Activision have announced that the Call of Duty championships for next year are being delayed to make way for a new CoD World League that will bring a structure to professional Call of Duty. The series has long been a contender and was one of several console shooters that were the basis of western e-sports before the rise of the PC with SC2 and others in 2010. Now, with this move, Activision are trying to bring some of that back, and keep people interested in the competitive side of their games year-round.
So how will it work? There’s two tiers of competition, the Pro Division and Challenge Divison. Pros compete for big prizes and a spot at the Championships, which has been moved to fall of 2016 to make room for the ranking tournaments. It also means it will be the final event on the calendar before a new game is released each year. The Challengers will be competiting to make it into the Pro Divison, but can also jump straight into the Championships by winning specific events throughout the year.
It’s all gonna kick off in January next year, with qualifiers taking place in December. It’s split into three regions – America, Europe and Australia/New Zealand. Here’s the breakdown of how many teams will come from each:

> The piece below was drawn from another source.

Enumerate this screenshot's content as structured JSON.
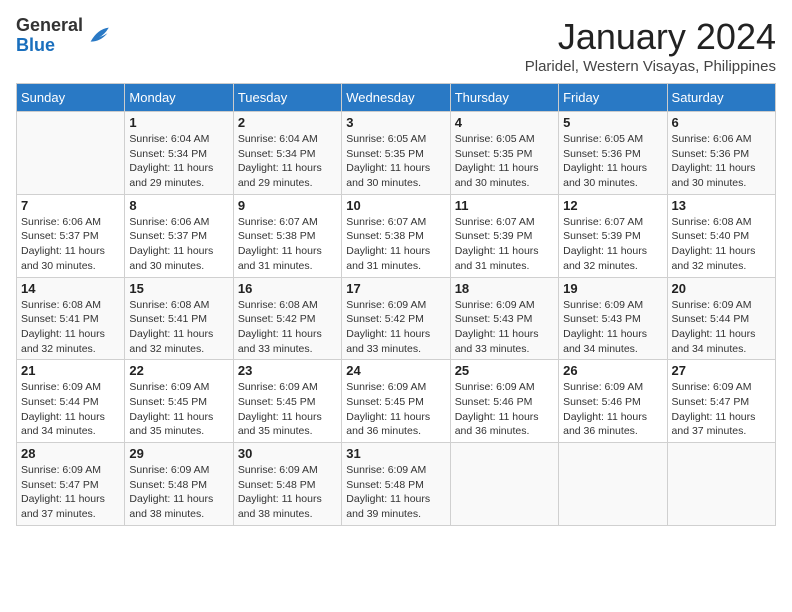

“For the first year of the World League Pro Division, North America will have 12 teams, of which 8 will make the stage 1 and stage 2 finals; Europe will host 10 teams of which 6 will make the stage finals; and Australia/New Zealand will have 8 teams taking part, of which 4 will make the stage finals.”
Those outside of those regions can take part in Challenger events, but won’t be allowed teams in Pro to begin with. No announcements were made on exactly how relegation and promotion will work, or when and where different competitions will take place. No platforms were mentioned either, but it’s looking like a console-focused initiative to begin with. A weird choice, given the popularity of e-sports on PC, but an understandable one when you consider the untapped console market outside of fighting games.
It’s good to see more and more companies investing heavily in e-sports, but I’m not sure CoD’s release model will work for it until they’ve spent a good amount of time perfecting the formula. Whether CoD has that many years left in it as a commercial product remains to be discovered, but the players, teams and scene as a whole has survived this long. $3 million dollars of prize money isn’t likely to harm that.